▸ **Work order**
From the entries, filter out every line that lacks "color" and copy the rest.
[Opening Records for this exercise section]
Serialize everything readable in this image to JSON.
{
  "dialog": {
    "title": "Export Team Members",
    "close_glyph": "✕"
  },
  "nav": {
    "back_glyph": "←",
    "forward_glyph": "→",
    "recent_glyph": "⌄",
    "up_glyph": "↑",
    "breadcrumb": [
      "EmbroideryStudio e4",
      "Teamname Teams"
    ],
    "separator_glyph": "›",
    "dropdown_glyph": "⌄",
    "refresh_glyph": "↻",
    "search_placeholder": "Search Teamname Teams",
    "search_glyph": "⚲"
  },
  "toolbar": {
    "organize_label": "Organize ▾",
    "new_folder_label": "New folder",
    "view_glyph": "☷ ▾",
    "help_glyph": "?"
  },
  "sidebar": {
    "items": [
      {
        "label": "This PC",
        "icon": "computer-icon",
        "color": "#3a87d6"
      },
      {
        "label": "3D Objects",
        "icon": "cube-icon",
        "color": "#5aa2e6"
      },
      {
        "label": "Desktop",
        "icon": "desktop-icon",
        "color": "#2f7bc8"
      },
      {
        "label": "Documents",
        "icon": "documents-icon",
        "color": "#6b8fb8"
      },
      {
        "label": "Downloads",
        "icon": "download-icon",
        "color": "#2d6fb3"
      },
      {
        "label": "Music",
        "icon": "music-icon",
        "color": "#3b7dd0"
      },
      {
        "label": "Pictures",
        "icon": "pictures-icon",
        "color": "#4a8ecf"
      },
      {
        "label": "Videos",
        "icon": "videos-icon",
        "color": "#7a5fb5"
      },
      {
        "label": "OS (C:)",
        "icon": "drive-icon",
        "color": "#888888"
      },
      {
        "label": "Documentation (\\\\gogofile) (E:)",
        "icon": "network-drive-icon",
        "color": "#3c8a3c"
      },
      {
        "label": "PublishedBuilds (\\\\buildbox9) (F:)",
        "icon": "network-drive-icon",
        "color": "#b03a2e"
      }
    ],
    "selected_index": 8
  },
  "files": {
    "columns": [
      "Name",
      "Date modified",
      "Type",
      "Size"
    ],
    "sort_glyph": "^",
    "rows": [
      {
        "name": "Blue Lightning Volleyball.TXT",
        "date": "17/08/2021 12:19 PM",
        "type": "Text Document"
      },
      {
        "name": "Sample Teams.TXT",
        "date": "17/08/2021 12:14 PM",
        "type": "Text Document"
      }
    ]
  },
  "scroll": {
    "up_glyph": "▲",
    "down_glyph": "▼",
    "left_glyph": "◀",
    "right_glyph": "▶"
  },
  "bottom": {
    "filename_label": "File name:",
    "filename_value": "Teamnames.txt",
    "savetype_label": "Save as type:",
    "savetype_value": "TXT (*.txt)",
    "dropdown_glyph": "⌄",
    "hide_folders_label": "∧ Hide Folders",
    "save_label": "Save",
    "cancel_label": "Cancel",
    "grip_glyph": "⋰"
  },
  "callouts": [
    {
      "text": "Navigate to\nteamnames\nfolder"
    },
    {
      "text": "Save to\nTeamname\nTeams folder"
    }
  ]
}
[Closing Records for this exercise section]
▸ **Exercise output**
        "color": "#3a87d6"
        "color": "#5aa2e6"
        "color": "#2f7bc8"
        "color": "#6b8fb8"
        "color": "#2d6fb3"
        "color": "#3b7dd0"
        "color": "#4a8ecf"
        "color": "#7a5fb5"
        "color": "#888888"
        "color": "#3c8a3c"
        "color": "#b03a2e"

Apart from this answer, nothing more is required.